you just don’t see it.”


At the end of the demonstration, some cash remained on the table.

He said, “What’s left lying on the table is called profit.” 

Neville shifted some of the remaining cash towards the crowd and said, 

“This is for all of you for your hard work this year. 

The remainder is for the owners/shareholders in return for all the financial risk they

take to support this business.” 

The team was stunned.

They finally understood the message he was trying to deliver. 

As a result of this eye-opening experience followed up with more information

key financial metrics dramatically improved.

Inventory levels decreased, accounts receivables were collected faster because . . . 

we delivered what we promised, low margin products were eliminated, people stopped saying “yes” to every change to a project, because they understood the principle of contribution margin, unprofitable customers were let go, discounting and “special offers” decreased.

Over time, having created a culture of financial accountability

with the right metrics, common language, and accountability, combined with wage increases and bonuses, the entire landscape of the business changed. 

Equally important people were engaged and committed to the sustainability of the business for themselves.

In a nutshell – NO MARGIN, NO MISSION

** No real bills were harmed in this experiment.

Accountable Hypocrites

Dear Dr. Jim,

My manager can be hypocritical.

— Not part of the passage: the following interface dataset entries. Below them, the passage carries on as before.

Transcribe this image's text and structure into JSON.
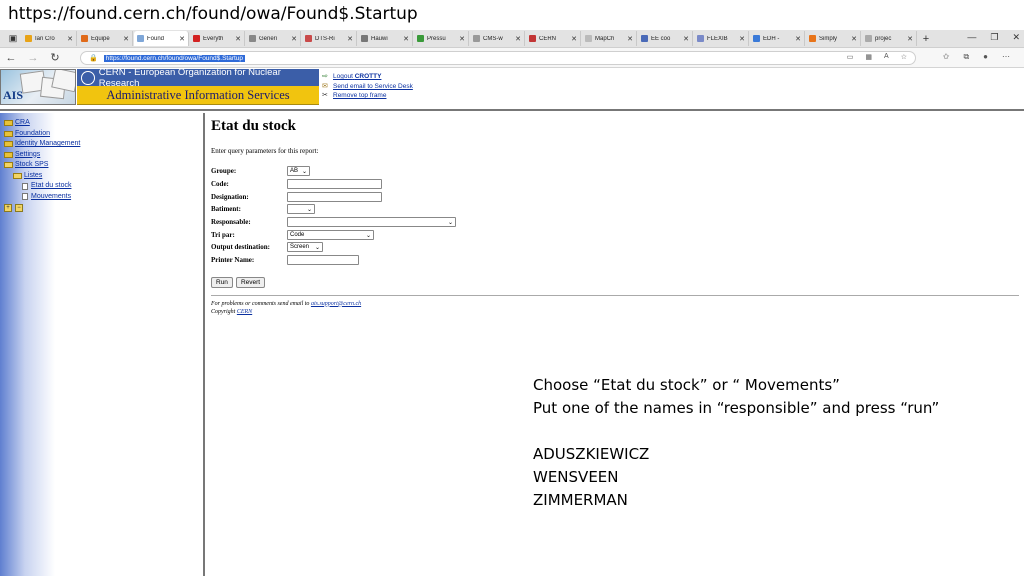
{
  "slide": {
    "url_caption": "https://found.cern.ch/found/owa/Found$.Startup"
  },
  "browser": {
    "tabs": [
      {
        "label": "Ian Cro",
        "color": "#e8a317"
      },
      {
        "label": "Equipe",
        "color": "#e06a1a"
      },
      {
        "label": "Found",
        "color": "#7fa7d8",
        "active": true
      },
      {
        "label": "Everyth",
        "color": "#d32222"
      },
      {
        "label": "Generi",
        "color": "#888888"
      },
      {
        "label": "DTS-Ri",
        "color": "#c94a4a"
      },
      {
        "label": "Hauwi",
        "color": "#777777"
      },
      {
        "label": "Pressu",
        "color": "#3a9a3a"
      },
      {
        "label": "CMS-w",
        "color": "#999999"
      },
      {
        "label": "CERN",
        "color": "#c23535"
      },
      {
        "label": "MapCh",
        "color": "#bbbbbb"
      },
      {
        "label": "EE coo",
        "color": "#4a6ab8"
      },
      {
        "label": "FLEXIB",
        "color": "#7a8ac8"
      },
      {
        "label": "EDH -",
        "color": "#3a7ad8"
      },
      {
        "label": "Simply",
        "color": "#e8741a"
      },
      {
        "label": "projec",
        "color": "#aaaaaa"
      }
    ],
    "address": "https://found.cern.ch/found/owa/Found$.Startup"
  },
  "header": {
    "ais_logo_text": "AIS",
    "cern_title": "CERN - European Organization for Nuclear Research",
    "ais_title": "Administrative Information Services",
    "logout_prefix": "Logout",
    "logout_user": "CROTTY",
    "send_email": "Send email to Service Desk",
    "remove_frame": "Remove top frame"
  },
  "nav": {
    "cra": "CRA",
    "foundation": "Foundation",
    "identity": "Identity Management",
    "settings": "Settings",
    "stock": "Stock SPS",
    "listes": "Listes",
    "etat": "Etat du stock",
    "mouvements": "Mouvements"
  },
  "form": {
    "title": "Etat du stock",
    "intro": "Enter query parameters for this report:",
    "groupe_label": "Groupe:",
    "groupe_value": "AB",
    "code_label": "Code:",
    "designation_label": "Designation:",
    "batiment_label": "Batiment:",
    "responsable_label": "Responsable:",
    "tri_label": "Tri par:",
    "tri_value": "Code",
    "output_label": "Output destination:",
    "output_value": "Screen",
    "printer_label": "Printer Name:",
    "run": "Run",
    "revert": "Revert",
    "footer_text": "For problems or comments send email to",
    "footer_email": "ais.support@cern.ch",
    "copyright": "Copyright",
    "copyright_link": "CERN"
  },
  "notes": {
    "line1": "Choose “Etat du stock” or “ Movements”",
    "line2": "Put one of the names in “responsible” and press “run”",
    "names": [
      "ADUSZKIEWICZ",
      "WENSVEEN",
      "ZIMMERMAN"
    ]
  }
}
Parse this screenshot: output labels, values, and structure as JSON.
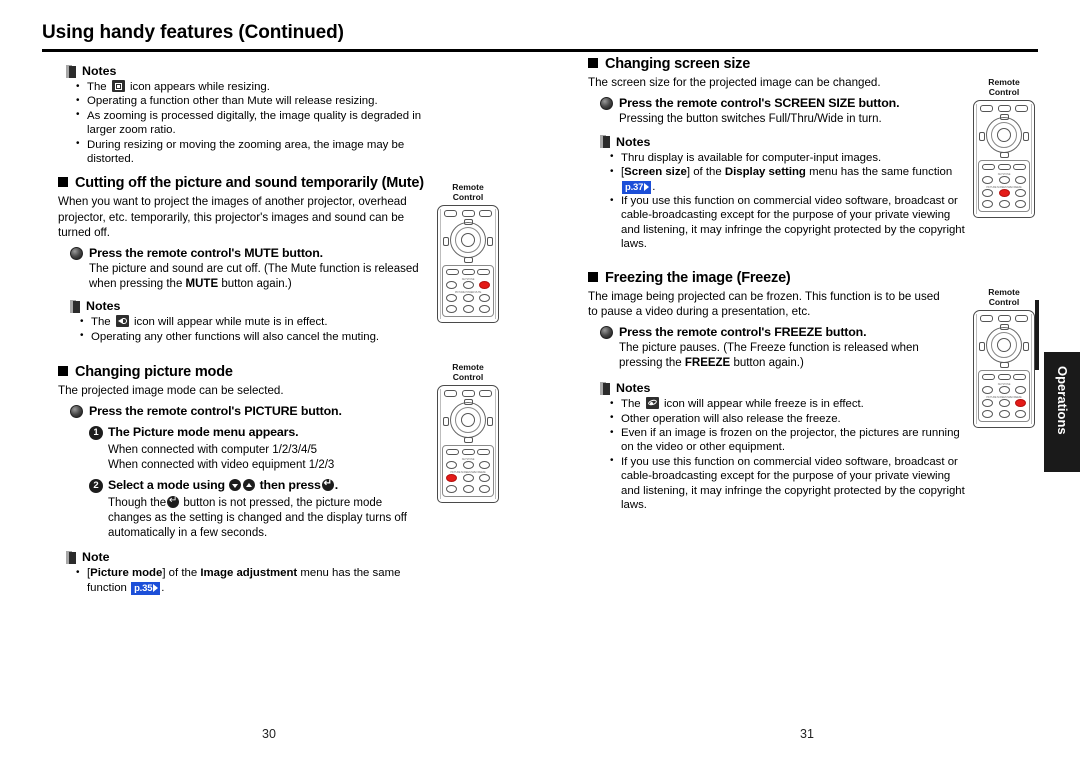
{
  "document": {
    "title": "Using handy features (Continued)",
    "left_page_number": "30",
    "right_page_number": "31",
    "side_tab_label": "Operations",
    "remote_label": "Remote\nControl",
    "page_ref_p35": "p.35",
    "page_ref_p37": "p.37"
  },
  "left_column": {
    "notes_top": {
      "heading": "Notes",
      "items": [
        {
          "pre": "The",
          "icon": "resize-icon",
          "post": "icon appears while resizing."
        },
        {
          "pre": "Operating a function other than Mute will release resizing.",
          "icon": null,
          "post": ""
        },
        {
          "pre": "As zooming is processed digitally, the image quality is degraded in larger zoom ratio.",
          "icon": null,
          "post": ""
        },
        {
          "pre": "During resizing or moving the zooming area, the image may be distorted.",
          "icon": null,
          "post": ""
        }
      ]
    },
    "section_mute": {
      "heading": "Cutting off the picture and sound temporarily (Mute)",
      "intro": "When you want to project the images of another projector, overhead projector, etc. temporarily, this projector's images and sound can be turned off.",
      "step": "Press the remote control's MUTE button.",
      "step_body_a": "The picture and sound are cut off. (The Mute function is released",
      "step_body_b_pre": "when pressing the",
      "step_body_b_bold": "MUTE",
      "step_body_b_post": "button again.)",
      "notes_heading": "Notes",
      "note_1_pre": "The",
      "note_1_icon": "mute-icon",
      "note_1_post": "icon will appear while mute is in effect.",
      "note_2": "Operating any other functions will also cancel the muting."
    },
    "section_picture": {
      "heading": "Changing picture mode",
      "intro": "The projected image mode can be selected.",
      "step": "Press the remote control's PICTURE button.",
      "num1_label": "1",
      "num1_text": "The Picture mode menu appears.",
      "num1_body_a": "When connected with computer  1/2/3/4/5",
      "num1_body_b": "When connected with video equipment  1/2/3",
      "num2_label": "2",
      "num2_text_a": "Select a mode using",
      "num2_text_b": "then press",
      "num2_text_c": ".",
      "num2_body": "Though the ⏎ button is not pressed, the picture mode changes as the setting is changed and the display turns off automatically in a few seconds.",
      "num2_body_a": "Though the",
      "num2_body_b": "button is not pressed, the picture mode",
      "num2_body_c": "changes as the setting is changed and the display turns off",
      "num2_body_d": "automatically in a few seconds.",
      "note_heading": "Note",
      "note_1_a": "[",
      "note_1_bold1": "Picture mode",
      "note_1_b": "] of the",
      "note_1_bold2": "Image adjustment",
      "note_1_c": "menu has the same",
      "note_1_d": "function",
      "note_1_e": "."
    }
  },
  "right_column": {
    "section_screen_size": {
      "heading": "Changing screen size",
      "intro": "The screen size for the projected image can be changed.",
      "step": "Press the remote control's SCREEN SIZE button.",
      "step_body": "Pressing the button switches Full/Thru/Wide in turn.",
      "notes_heading": "Notes",
      "note_1": "Thru display is available for computer-input images.",
      "note_2_a": "[",
      "note_2_bold1": "Screen size",
      "note_2_b": "] of the",
      "note_2_bold2": "Display setting",
      "note_2_c": "menu has the same function",
      "note_2_d": ".",
      "note_3": "If you use this function on commercial video software, broadcast or cable-broadcasting except for the purpose of your private viewing and listening, it may infringe the copyright protected by the copyright laws."
    },
    "section_freeze": {
      "heading": "Freezing the image (Freeze)",
      "intro": "The image being projected can be frozen. This function is to be used to pause a video during a presentation, etc.",
      "step": "Press the remote control's FREEZE button.",
      "step_body_a": "The picture pauses. (The Freeze function is released when",
      "step_body_b_pre": "pressing the",
      "step_body_b_bold": "FREEZE",
      "step_body_b_post": "button again.)",
      "notes_heading": "Notes",
      "note_1_pre": "The",
      "note_1_icon": "freeze-icon",
      "note_1_post": "icon will appear while freeze is in effect.",
      "note_2": "Other operation will also release the freeze.",
      "note_3": "Even if an image is frozen on the projector, the pictures are running on the video or other equipment.",
      "note_4": "If you use this function on commercial video software, broadcast or cable-broadcasting except for the purpose of your private viewing and listening, it may infringe the copyright protected by the copyright laws."
    }
  },
  "colors": {
    "page_ref_badge": "#1c4fd8",
    "highlight_key": "#e41b18",
    "side_tab": "#1a1a1a"
  }
}
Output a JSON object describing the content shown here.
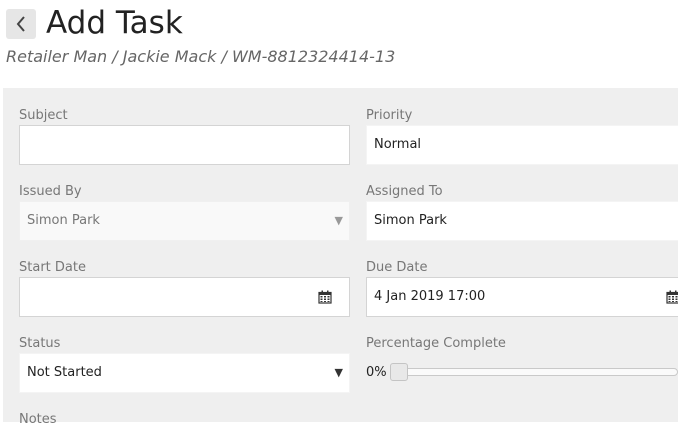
{
  "header": {
    "title": "Add Task",
    "breadcrumb": "Retailer Man / Jackie Mack / WM-8812324414-13"
  },
  "form": {
    "subject": {
      "label": "Subject",
      "value": ""
    },
    "priority": {
      "label": "Priority",
      "value": "Normal"
    },
    "issued_by": {
      "label": "Issued By",
      "value": "Simon Park"
    },
    "assigned_to": {
      "label": "Assigned To",
      "value": "Simon Park"
    },
    "start_date": {
      "label": "Start Date",
      "value": ""
    },
    "due_date": {
      "label": "Due Date",
      "value": "4 Jan 2019 17:00"
    },
    "status": {
      "label": "Status",
      "value": "Not Started"
    },
    "percentage": {
      "label": "Percentage Complete",
      "value_text": "0%",
      "value": 0
    },
    "notes": {
      "label": "Notes"
    }
  },
  "icons": {
    "back": "chevron-left-icon",
    "calendar": "calendar-icon",
    "dropdown": "caret-down-icon"
  },
  "colors": {
    "panel_background": "#efefef",
    "field_border": "#d4d4d4",
    "label_text": "#777777"
  }
}
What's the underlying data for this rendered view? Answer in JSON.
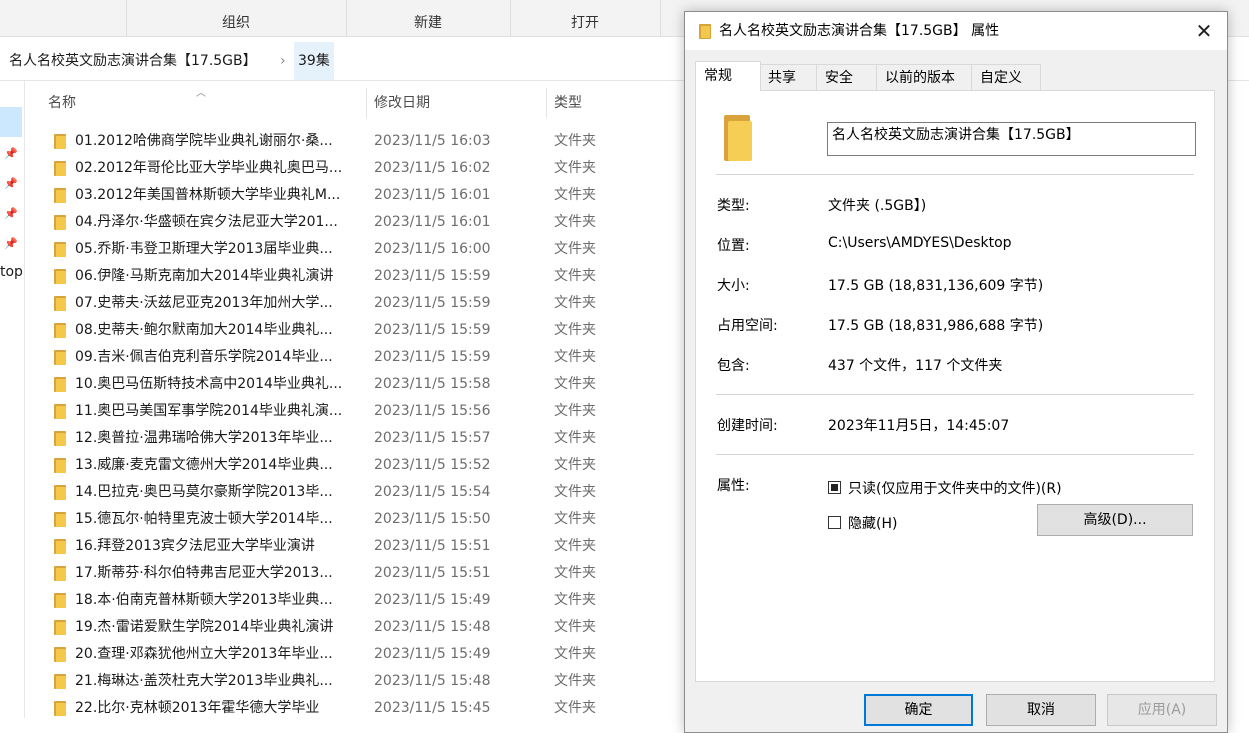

What can I do to hold them accountable?

– Gurjot*


Hi Gurjot*,

This is a difficult issue. There are a couple of things going on.

I’m going to assume that what you mean is that your manager doesn’t follow through and do what they say they’re going to do, or they ask you to do things and they don’t model it. This could be a big issue because a lot of managers are very busy—they get overloaded and then they just don’t follow through on things.

Another reason may be that this manager is not very competent in what they do. But the question that you have that is most poignant is: how do I hold them accountable?

Simply, you can’t! What you want to do is engage with them in a way that they can help you get what you need.

So one of the things I recommend is that you put it in the form of: “I need some help…” You may be very clear about what you need to do, but you’re asking for help and opening up the possibility that your manager is going to respond in a helpful way.

Another way of opening up is to say: “I’m really stuck and I’m not sure what to do based on what I heard your instructions for this to be”. It’s your responsibility, and I know this is very hard, but it’s your responsibility to stay as focused as you can, to stay specific about what you need, and what you want.

This is a very difficult situation. Keep at it. And, if it’s not working, then you might want to talk to a colleague or another manager. Be proactive.

In emotional intelligence, it’s called leader assertiveness and it’s really important for us to be assertive (not aggressive) in terms of getting what we want.

I hope that’s helpful.

Thank you for the question—that’s a great one!

– Dr. Jim

*names have been changed

Developing Leaders

Dear Dr. Jim,
I promoted our communications coordinator to manager. She is skilled and experienced, but her direct reports are still coming to me instead of her. How do I help her assert herself?
– Will*


Hi Will,

Your statement: “she is skilled and experienced”—yes, skilled and experienced in communications, as a coordinator, but not skilled and experienced as a leader or manager (yet).

So, your job is to help her learn how to become a better manager. If she’s lacking development, she’s going to become what we call an “accidental leader”, and she’ll likely not succeed in the new role. Here’s what you do:

  1. Identify articles for her to read about leadership and management.
  2. Initiate/establish weekly meetings with her to talk about (1) what’s going well in her new job and responsibilities, (2) what needs improvement, and (3) what might be missing.
  3. Finally, encourage her!

The other thing that’s really important—if her direct reports keep coming to you, direct them back to her. (I’m assuming you’ve been through significant leadership or management training and you know how to do these things.)

If you too are an accidental leader who has been promoted but not developed, that’s a problem. Consider connecting with us!

– Dr. Jim

*names have been changed